> [Web page and app entries]:
┌──

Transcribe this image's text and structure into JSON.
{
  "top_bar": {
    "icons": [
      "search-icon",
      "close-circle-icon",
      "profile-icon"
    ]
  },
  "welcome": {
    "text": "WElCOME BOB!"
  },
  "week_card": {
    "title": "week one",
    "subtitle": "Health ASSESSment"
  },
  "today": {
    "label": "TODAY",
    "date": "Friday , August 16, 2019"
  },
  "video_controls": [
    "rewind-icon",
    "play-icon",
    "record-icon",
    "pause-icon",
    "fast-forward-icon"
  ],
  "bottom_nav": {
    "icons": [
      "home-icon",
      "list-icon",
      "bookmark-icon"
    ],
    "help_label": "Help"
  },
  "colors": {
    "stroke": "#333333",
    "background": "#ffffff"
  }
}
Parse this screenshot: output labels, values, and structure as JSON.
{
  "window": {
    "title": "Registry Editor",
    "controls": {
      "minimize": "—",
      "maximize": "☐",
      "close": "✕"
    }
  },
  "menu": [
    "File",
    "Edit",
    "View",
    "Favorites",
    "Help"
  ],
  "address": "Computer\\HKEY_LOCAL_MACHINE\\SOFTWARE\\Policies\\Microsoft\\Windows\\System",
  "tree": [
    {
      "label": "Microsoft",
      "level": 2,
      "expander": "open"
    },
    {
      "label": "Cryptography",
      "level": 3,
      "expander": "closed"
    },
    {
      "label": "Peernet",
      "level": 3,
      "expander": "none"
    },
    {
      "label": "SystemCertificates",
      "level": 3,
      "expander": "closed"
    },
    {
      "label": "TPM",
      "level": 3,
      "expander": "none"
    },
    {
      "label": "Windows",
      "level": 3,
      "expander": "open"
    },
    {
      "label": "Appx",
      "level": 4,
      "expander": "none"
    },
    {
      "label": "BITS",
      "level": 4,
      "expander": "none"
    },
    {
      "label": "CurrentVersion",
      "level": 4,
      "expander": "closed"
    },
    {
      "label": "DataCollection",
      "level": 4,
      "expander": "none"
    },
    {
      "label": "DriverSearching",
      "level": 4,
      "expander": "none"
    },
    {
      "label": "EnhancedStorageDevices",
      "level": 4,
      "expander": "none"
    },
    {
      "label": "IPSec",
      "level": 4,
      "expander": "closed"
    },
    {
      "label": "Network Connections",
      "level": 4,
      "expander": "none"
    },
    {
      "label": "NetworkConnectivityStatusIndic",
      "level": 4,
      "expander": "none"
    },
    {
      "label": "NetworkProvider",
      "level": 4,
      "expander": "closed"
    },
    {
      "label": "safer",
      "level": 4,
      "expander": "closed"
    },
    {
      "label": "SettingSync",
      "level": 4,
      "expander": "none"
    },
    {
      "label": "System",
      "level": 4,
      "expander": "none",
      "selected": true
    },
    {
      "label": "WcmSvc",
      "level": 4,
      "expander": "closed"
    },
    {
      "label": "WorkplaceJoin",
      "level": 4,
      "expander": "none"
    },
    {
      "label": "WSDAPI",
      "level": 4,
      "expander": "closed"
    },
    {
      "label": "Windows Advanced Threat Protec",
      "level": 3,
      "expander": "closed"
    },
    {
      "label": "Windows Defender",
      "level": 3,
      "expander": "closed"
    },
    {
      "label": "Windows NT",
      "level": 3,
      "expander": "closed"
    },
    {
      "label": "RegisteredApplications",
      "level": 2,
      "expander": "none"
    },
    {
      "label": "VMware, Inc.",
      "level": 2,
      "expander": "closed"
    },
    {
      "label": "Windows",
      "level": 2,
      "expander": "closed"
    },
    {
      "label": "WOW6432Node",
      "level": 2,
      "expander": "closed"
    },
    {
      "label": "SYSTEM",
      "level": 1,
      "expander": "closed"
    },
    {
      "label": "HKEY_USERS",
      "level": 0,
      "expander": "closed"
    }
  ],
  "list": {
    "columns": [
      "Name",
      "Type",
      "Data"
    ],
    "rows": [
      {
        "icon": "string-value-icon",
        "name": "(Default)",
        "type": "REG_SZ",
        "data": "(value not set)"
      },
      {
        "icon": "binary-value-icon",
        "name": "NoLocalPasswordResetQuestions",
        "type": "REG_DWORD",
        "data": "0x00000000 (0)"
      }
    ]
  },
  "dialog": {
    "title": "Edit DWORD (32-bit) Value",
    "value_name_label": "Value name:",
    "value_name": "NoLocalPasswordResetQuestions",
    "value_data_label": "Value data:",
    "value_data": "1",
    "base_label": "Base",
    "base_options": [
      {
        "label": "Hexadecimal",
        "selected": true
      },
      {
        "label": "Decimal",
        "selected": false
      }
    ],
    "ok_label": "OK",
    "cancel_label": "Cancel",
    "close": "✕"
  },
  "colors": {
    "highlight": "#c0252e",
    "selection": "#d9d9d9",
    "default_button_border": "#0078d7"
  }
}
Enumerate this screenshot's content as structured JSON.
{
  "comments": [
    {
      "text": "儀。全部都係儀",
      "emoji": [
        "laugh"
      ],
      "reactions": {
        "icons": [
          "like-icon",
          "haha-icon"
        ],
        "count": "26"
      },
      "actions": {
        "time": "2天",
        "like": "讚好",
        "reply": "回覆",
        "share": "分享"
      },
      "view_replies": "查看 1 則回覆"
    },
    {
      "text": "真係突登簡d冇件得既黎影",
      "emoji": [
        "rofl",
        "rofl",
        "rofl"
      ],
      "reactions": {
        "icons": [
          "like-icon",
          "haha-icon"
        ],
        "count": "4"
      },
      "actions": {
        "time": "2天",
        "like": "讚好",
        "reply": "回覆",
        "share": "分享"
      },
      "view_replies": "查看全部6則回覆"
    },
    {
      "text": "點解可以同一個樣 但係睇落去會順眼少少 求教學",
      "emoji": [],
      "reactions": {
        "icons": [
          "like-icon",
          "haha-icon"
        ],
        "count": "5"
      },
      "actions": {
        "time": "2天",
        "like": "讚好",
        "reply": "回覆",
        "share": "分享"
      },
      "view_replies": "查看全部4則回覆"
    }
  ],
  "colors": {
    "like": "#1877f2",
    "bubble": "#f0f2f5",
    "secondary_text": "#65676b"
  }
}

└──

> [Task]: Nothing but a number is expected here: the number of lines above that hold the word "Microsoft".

> [Result]: 2